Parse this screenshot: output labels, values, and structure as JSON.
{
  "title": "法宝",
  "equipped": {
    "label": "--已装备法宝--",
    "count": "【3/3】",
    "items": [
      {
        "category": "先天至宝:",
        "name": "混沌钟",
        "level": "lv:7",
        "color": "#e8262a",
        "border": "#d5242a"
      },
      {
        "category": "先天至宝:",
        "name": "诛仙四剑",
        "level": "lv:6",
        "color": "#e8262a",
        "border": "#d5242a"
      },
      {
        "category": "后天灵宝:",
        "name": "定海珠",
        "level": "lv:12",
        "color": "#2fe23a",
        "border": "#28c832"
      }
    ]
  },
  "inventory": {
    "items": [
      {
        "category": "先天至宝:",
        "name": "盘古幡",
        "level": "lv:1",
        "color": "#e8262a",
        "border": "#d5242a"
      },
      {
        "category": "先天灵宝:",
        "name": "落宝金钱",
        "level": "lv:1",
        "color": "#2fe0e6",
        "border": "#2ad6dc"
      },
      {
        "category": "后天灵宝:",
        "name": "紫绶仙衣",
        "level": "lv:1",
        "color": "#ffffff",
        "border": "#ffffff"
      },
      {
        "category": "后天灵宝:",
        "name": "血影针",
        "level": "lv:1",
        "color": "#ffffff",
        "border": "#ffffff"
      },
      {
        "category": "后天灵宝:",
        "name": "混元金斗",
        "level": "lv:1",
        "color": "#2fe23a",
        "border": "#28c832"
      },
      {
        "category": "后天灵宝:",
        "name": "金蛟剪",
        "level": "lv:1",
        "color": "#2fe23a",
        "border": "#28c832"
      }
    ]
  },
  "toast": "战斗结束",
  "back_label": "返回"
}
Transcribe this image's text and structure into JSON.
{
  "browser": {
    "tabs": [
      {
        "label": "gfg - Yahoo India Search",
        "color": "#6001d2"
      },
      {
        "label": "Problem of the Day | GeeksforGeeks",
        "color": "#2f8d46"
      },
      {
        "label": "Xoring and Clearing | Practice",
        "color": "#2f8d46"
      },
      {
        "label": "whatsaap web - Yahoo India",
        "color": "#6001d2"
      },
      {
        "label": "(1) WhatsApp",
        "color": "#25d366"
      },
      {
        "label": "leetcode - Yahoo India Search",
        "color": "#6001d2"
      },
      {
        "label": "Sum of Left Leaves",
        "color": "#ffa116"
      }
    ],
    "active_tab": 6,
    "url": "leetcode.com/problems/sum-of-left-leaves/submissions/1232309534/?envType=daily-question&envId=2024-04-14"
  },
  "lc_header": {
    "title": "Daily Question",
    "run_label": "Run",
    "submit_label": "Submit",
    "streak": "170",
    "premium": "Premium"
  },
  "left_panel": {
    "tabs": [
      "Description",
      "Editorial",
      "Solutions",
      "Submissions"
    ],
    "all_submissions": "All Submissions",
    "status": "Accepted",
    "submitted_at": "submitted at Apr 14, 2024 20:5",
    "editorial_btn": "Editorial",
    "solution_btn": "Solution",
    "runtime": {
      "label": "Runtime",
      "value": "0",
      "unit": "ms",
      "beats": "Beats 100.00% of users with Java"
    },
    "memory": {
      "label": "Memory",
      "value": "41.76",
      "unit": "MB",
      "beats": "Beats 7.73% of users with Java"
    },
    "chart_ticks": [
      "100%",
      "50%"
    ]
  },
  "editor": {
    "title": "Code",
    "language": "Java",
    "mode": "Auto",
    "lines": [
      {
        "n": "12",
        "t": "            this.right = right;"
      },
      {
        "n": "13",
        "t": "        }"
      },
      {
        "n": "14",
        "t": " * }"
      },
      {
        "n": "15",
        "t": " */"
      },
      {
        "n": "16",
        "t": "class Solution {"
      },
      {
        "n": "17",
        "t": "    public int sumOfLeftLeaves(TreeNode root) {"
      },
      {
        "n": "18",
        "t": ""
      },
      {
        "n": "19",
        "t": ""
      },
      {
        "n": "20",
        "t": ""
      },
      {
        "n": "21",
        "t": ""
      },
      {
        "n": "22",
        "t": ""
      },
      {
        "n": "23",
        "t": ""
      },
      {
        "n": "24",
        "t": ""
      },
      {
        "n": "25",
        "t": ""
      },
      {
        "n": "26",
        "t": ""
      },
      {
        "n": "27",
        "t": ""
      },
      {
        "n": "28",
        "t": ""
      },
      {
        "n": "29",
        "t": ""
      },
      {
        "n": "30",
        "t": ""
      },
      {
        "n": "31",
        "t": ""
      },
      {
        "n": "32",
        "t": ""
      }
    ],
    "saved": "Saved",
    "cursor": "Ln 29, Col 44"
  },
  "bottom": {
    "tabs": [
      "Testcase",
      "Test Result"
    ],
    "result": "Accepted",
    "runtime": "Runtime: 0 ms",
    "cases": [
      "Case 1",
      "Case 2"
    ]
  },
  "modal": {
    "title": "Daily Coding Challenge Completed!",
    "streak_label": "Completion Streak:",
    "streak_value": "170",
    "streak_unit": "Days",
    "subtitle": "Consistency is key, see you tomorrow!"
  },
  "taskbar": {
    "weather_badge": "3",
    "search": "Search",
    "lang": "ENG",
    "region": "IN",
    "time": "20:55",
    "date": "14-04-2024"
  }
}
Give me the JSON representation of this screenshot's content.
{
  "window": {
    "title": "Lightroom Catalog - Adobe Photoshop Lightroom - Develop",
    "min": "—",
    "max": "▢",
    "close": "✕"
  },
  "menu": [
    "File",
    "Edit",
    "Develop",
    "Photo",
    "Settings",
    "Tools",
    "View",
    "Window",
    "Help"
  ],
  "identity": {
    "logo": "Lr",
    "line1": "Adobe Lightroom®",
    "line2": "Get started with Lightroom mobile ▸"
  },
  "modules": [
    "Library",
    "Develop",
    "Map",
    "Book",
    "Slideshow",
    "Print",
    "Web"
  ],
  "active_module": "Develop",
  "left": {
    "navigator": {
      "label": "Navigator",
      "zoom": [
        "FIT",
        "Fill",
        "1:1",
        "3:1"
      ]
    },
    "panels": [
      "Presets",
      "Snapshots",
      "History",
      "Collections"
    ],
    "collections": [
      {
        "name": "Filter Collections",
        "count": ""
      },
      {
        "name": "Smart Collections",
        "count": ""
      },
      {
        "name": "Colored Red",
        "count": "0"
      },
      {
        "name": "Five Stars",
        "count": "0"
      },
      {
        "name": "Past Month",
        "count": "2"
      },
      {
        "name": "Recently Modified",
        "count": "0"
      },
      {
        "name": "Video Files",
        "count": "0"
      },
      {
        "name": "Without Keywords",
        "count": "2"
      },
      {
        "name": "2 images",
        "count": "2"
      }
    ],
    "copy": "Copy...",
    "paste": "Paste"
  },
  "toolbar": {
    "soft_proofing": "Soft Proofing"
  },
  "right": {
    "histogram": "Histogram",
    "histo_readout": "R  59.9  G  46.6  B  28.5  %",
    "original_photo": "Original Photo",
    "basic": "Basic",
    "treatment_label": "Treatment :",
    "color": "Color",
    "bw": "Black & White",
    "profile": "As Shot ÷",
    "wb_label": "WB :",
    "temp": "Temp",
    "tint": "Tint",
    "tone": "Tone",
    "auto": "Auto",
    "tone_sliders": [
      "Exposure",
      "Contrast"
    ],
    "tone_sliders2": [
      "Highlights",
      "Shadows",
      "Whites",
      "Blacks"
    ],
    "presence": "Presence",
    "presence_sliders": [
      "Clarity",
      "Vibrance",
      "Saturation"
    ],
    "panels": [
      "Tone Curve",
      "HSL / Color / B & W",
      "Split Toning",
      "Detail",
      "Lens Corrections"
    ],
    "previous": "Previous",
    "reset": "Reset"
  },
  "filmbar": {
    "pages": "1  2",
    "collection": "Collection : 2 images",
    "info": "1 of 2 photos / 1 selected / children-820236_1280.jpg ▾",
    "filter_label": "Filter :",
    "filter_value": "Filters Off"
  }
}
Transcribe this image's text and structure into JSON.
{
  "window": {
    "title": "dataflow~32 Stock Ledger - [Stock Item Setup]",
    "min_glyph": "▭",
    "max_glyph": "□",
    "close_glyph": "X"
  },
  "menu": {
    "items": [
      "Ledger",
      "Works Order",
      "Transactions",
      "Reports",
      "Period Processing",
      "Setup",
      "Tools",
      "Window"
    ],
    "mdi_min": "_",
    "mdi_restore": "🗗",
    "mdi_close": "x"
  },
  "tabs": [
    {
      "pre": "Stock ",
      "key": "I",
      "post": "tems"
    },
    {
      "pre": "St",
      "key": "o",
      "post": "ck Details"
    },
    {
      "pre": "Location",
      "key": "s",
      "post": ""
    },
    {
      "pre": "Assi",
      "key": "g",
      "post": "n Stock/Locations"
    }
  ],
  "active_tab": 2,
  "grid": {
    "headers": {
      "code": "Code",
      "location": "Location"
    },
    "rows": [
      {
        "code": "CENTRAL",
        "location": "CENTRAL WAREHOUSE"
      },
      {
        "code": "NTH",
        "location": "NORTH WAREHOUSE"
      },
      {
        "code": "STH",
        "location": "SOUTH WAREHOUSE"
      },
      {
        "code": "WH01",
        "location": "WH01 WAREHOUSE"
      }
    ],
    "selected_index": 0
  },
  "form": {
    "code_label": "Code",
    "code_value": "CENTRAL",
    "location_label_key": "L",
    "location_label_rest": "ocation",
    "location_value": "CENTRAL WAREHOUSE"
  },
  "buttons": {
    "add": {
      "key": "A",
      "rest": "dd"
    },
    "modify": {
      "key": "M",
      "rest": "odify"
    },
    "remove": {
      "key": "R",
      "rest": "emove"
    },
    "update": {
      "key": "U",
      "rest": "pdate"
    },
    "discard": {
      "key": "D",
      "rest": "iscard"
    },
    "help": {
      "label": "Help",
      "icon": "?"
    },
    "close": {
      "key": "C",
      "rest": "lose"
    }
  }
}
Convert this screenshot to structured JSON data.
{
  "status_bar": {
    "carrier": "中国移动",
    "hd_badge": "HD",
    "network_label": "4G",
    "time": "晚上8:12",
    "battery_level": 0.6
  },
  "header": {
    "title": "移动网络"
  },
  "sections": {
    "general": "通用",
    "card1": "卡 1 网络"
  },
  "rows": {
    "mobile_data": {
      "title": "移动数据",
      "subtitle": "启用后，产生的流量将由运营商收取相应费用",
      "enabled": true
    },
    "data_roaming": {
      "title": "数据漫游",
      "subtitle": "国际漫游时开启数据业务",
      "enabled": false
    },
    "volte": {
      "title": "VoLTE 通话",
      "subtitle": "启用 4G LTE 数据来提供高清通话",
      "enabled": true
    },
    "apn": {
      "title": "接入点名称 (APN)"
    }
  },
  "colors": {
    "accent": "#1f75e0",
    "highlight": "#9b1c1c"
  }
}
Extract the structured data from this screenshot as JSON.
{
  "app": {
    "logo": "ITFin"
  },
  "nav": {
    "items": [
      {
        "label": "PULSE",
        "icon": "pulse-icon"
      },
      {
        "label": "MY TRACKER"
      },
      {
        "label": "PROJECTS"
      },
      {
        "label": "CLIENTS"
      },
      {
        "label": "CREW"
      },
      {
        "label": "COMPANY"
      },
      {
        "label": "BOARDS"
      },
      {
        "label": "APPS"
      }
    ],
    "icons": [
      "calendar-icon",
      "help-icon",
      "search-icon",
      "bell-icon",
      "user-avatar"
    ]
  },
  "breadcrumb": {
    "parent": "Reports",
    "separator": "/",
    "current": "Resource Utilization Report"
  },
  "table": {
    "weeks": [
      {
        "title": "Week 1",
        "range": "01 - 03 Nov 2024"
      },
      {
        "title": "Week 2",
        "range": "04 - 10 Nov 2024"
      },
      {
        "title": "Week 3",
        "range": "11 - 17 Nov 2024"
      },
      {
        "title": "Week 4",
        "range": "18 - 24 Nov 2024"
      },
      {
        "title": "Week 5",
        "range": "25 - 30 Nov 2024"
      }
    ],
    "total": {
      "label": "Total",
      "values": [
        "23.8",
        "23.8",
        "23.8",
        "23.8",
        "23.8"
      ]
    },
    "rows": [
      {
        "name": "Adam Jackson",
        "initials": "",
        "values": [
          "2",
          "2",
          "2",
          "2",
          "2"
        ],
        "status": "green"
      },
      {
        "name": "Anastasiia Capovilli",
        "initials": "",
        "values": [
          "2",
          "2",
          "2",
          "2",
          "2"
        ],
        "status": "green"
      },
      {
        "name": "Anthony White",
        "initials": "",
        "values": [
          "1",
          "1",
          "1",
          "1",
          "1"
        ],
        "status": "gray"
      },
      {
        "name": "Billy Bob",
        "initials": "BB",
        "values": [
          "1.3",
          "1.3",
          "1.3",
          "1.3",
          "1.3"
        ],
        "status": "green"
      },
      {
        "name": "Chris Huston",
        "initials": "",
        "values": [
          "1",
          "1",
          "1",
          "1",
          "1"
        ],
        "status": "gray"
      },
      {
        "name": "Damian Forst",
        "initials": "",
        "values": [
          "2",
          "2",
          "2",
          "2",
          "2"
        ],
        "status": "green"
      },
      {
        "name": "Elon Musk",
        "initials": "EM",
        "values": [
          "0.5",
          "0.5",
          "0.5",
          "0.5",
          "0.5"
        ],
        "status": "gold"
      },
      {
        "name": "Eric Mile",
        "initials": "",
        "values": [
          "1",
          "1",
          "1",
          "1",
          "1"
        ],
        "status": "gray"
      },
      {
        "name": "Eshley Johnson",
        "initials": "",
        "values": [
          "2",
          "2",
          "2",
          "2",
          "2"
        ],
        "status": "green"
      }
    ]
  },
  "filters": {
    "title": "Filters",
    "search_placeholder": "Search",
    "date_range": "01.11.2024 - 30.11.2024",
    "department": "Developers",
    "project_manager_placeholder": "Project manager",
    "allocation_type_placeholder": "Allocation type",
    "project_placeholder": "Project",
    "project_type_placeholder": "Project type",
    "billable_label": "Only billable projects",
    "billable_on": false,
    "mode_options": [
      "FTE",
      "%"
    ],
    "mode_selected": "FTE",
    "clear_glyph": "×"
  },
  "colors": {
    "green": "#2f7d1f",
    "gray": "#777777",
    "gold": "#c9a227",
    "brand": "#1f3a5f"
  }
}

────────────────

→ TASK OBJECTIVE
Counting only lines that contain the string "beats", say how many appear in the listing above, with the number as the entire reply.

→ FINAL ANSWER
2